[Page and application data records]

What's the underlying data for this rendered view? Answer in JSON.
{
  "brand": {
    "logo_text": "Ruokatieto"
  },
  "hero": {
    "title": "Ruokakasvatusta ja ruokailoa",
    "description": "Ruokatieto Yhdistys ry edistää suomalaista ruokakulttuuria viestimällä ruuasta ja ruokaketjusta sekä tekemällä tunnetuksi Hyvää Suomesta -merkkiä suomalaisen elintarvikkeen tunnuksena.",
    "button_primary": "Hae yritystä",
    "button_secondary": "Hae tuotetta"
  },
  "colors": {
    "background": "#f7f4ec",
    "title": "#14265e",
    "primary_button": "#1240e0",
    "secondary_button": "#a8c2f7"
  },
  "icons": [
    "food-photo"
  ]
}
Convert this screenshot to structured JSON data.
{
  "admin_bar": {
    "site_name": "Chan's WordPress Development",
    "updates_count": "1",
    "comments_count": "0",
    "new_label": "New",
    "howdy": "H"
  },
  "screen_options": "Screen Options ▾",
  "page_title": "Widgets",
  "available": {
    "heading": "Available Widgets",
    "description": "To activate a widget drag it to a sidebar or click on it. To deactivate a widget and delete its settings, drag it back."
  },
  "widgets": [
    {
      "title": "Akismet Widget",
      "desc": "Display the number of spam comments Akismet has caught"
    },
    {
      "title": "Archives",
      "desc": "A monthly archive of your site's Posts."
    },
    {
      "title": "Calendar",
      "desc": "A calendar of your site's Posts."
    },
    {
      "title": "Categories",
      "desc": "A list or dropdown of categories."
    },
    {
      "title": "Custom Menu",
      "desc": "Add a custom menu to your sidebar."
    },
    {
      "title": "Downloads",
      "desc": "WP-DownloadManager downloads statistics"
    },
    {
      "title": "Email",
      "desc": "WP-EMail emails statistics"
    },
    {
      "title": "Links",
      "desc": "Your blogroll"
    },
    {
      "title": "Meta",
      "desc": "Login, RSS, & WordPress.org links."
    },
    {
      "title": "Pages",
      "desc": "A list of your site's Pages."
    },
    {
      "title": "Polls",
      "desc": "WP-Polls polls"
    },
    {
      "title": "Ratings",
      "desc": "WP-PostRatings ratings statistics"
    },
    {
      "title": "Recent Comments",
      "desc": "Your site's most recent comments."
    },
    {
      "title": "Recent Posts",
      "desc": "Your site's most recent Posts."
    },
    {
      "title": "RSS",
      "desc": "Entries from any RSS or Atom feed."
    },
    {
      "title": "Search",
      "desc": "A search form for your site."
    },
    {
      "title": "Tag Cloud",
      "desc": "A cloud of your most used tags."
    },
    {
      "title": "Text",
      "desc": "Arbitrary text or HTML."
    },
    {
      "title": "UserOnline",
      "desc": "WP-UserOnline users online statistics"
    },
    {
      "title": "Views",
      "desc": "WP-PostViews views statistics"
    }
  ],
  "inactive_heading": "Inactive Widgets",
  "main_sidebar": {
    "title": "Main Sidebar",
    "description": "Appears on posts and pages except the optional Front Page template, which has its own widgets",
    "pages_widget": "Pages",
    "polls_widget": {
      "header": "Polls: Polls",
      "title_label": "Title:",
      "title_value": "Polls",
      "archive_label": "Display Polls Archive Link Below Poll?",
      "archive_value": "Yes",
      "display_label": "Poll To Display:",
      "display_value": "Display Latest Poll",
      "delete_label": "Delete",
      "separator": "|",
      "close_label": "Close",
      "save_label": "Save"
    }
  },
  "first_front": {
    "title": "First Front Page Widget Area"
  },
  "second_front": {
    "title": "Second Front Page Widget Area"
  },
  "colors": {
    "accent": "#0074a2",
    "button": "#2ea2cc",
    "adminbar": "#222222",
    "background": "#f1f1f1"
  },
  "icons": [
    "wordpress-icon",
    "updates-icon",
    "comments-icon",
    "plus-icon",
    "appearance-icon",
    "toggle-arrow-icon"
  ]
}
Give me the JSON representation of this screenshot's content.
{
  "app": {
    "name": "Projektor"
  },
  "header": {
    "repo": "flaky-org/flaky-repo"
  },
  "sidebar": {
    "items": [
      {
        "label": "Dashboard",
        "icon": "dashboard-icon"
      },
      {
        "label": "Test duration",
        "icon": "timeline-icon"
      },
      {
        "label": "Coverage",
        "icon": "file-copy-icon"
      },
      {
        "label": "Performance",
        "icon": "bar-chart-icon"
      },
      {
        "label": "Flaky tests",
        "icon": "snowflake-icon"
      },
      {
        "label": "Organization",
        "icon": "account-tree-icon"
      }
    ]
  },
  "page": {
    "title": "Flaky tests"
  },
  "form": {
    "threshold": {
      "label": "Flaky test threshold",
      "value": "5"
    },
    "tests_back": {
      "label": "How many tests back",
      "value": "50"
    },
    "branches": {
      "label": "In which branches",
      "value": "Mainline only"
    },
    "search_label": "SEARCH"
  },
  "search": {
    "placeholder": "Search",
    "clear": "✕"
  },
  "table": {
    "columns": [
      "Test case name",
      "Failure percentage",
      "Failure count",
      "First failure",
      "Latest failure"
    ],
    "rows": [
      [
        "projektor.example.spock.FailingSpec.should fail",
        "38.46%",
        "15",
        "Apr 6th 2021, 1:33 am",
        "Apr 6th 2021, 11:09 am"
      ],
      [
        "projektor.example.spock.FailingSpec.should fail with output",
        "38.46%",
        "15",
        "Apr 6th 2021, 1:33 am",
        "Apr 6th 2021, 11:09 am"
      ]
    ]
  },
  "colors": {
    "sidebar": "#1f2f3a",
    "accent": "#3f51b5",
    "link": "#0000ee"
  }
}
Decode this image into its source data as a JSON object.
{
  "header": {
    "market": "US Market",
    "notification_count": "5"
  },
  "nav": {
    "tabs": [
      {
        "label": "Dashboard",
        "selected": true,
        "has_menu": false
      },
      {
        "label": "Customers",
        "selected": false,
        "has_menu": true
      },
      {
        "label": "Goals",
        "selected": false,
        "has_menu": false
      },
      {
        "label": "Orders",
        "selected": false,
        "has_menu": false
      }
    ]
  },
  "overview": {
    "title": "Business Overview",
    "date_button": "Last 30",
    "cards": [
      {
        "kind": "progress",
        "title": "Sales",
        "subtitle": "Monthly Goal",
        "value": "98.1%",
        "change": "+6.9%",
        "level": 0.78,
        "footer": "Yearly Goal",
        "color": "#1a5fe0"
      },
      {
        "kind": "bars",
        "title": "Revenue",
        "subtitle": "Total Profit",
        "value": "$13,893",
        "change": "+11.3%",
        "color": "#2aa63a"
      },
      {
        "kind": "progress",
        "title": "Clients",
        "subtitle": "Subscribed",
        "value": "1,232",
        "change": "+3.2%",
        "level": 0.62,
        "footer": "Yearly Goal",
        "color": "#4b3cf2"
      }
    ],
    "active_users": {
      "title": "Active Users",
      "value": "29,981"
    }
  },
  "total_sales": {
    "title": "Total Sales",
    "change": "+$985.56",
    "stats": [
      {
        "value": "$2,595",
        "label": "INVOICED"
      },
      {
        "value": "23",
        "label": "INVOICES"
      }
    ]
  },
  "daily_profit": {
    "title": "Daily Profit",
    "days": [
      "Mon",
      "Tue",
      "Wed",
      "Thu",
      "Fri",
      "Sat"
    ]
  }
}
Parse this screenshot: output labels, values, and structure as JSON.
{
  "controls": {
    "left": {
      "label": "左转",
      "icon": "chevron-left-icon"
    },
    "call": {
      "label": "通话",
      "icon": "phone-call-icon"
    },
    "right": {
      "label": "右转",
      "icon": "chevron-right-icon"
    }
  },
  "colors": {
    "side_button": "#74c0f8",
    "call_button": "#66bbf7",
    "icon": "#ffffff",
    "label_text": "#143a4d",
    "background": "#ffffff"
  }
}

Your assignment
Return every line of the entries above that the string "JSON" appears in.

Response box
What's the underlying data for this rendered view? Answer in JSON.
Convert this screenshot to structured JSON data.
Give me the JSON representation of this screenshot's content.
Decode this image into its source data as a JSON object.
Parse this screenshot: output labels, values, and structure as JSON.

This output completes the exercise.